Bajrang Punia has come of age having finally won a gold medal at a major international event and the wrestler is eager to keep the juggernaut rolling at the World Wrestling Championship later this year.
Coming back from a long injury lay-off, Bajrang became the lone Indian wrestler to bag a yellow metal at the recently-concluded Asian Wrestling Championship in the Capital and put an end to the gold drought in his career.
"I am an Asian champion now. A gold is a gold and it cannot be compared to any other medal that I had won earlier. Gold has its own shine. It's a big thing. Becoming a champion really matters and I would like to win medals at bigger international competitions," Bajrang said.
With his eyes firmly trained on the World Championship in Paris in August, Bajrang said his recent feat has put him in contention for a medal at the world level.
"Asia has the likes of Iran and Japan, whose wrestlers are among the best in the world. After becoming an Asian champion, I have got the confidence of doing well at the world level as well," Bajrang, who beat South Korea's Seungchul Lee 6-2 in men's 65kg freestyle final to clinch the gold, said.
"I have already started focussing on the World Championship. The competition would be much tougher there but I am all ready to work harder and concentrate on strength training so that I could be more aggressive," the 23-year-old added.
One advice that his mentor, Olympic medallist Yogeshwar Dutt, gave him was to attack more rather than defend, and Bajrang is following it to the tee.
"Yogi bhai always tells me to keep attacking. That's my strength. Whenever I get defensive it goes against me. That's a flaw in my game and I have to be careful not to let that aspect surface during a fight, otherwise I end up being on the losing side.
"I got defensive during the World Cup and ended up losing points due to that. Yogi bhai told me to keep up the defense of my legs, and not to provide the opponents an opportunity to attack," he explained.
Another asset of Bajrang is his "stamina" and the 2013 World Championship bronze medallist said he would continue to work on his speed in order to do well in the future tournaments.

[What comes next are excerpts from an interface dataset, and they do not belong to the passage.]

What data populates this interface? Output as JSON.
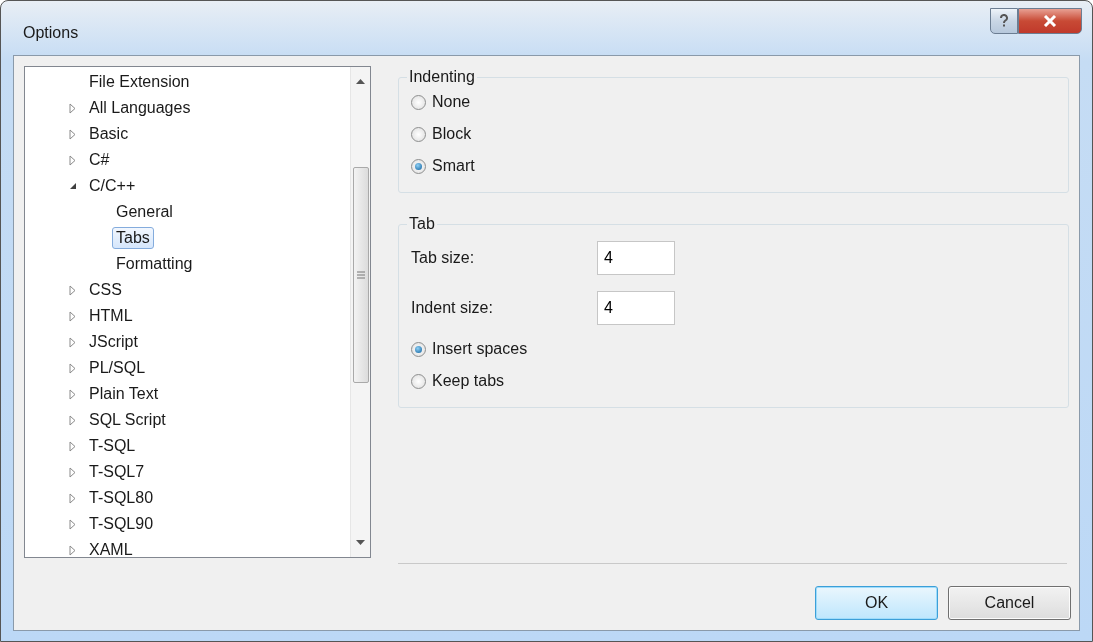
{
  "window": {
    "title": "Options"
  },
  "tree": [
    {
      "label": "File Extension",
      "selected": false
    },
    {
      "label": "All Languages",
      "selected": false,
      "expanded": false
    },
    {
      "label": "Basic",
      "selected": false,
      "expanded": false
    },
    {
      "label": "C#",
      "selected": false,
      "expanded": false
    },
    {
      "label": "C/C++",
      "selected": false,
      "expanded": true,
      "children": [
        {
          "label": "General",
          "selected": false
        },
        {
          "label": "Tabs",
          "selected": true
        },
        {
          "label": "Formatting",
          "selected": false
        }
      ]
    },
    {
      "label": "CSS",
      "selected": false,
      "expanded": false
    },
    {
      "label": "HTML",
      "selected": false,
      "expanded": false
    },
    {
      "label": "JScript",
      "selected": false,
      "expanded": false
    },
    {
      "label": "PL/SQL",
      "selected": false,
      "expanded": false
    },
    {
      "label": "Plain Text",
      "selected": false,
      "expanded": false
    },
    {
      "label": "SQL Script",
      "selected": false,
      "expanded": false
    },
    {
      "label": "T-SQL",
      "selected": false,
      "expanded": false
    },
    {
      "label": "T-SQL7",
      "selected": false,
      "expanded": false
    },
    {
      "label": "T-SQL80",
      "selected": false,
      "expanded": false
    },
    {
      "label": "T-SQL90",
      "selected": false,
      "expanded": false
    },
    {
      "label": "XAML",
      "selected": false,
      "expanded": false
    }
  ],
  "indenting": {
    "title": "Indenting",
    "options": [
      {
        "label": "None",
        "selected": false
      },
      {
        "label": "Block",
        "selected": false
      },
      {
        "label": "Smart",
        "selected": true
      }
    ]
  },
  "tab": {
    "title": "Tab",
    "fields": [
      {
        "label": "Tab size:",
        "value": "4"
      },
      {
        "label": "Indent size:",
        "value": "4"
      }
    ],
    "options": [
      {
        "label": "Insert spaces",
        "selected": true
      },
      {
        "label": "Keep tabs",
        "selected": false
      }
    ]
  },
  "buttons": [
    {
      "label": "OK",
      "default": true
    },
    {
      "label": "Cancel",
      "default": false
    }
  ]
}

"I rely a lot on my pace during the attacks. I practice hard to increase my speed and that in turns enhances my stamina," Bajrang, who won a silver medal at the 2014 Incheon Asian Games, said.

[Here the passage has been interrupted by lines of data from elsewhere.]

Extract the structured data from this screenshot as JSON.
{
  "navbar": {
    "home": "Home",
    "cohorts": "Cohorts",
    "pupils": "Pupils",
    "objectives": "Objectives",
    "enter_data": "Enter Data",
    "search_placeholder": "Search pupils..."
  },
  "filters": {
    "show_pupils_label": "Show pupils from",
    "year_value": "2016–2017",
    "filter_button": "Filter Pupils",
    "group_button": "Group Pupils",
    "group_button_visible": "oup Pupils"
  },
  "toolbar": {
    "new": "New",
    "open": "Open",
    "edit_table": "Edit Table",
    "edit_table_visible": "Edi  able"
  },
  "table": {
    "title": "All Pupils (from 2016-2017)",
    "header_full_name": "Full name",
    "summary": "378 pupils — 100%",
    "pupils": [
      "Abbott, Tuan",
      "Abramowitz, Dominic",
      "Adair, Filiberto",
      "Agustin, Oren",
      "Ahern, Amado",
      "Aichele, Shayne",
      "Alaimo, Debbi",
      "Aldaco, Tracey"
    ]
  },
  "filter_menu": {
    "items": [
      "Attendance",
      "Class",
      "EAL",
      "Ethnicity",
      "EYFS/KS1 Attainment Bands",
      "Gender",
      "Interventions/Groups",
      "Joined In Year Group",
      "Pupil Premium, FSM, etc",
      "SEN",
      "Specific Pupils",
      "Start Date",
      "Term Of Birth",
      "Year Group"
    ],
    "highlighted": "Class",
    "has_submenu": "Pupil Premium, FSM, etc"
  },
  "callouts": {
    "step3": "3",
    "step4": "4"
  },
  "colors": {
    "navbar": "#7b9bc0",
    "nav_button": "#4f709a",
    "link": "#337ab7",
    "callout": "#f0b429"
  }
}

One more strategy that benefited Bajrang at the Asian Championship was not to get influenced by the draw as he felt that in order to become a champion, one needs to defeat every rival on the way.

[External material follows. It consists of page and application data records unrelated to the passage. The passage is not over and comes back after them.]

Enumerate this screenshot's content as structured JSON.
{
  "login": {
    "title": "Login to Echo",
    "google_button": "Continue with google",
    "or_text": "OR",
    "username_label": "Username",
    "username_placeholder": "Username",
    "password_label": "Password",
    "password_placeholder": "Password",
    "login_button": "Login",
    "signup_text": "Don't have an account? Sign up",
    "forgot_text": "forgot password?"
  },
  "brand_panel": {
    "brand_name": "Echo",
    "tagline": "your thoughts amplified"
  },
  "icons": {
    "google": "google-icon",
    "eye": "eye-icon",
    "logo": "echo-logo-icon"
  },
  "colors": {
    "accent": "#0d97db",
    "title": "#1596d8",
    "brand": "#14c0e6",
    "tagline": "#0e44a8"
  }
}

"I never cared whether it was an easy or a difficult draw because I knew that if I had to win the gold medal then I would have to defeat whosoever came in the way. I strategised according to each and every opponent I faced and never let myself got bogged down by the big names," revealed Bajrang, who has now climbed up to 65kg from 60kg.
Being an Asian Champion, Bajrang now wants to lead by example and become an inspiration for the youngsters.
"I hope that my win is going to be an inspiration to the junior wrestlers. I look up to the Olympic medallists like Yogi bhai. I would want to set an example like that and this Asian Championship gold medal will give me confidence to do well in future tournaments," said Bajrang.
(This story has not been edited by Business Standard staff and is auto-generated from a syndicated feed.)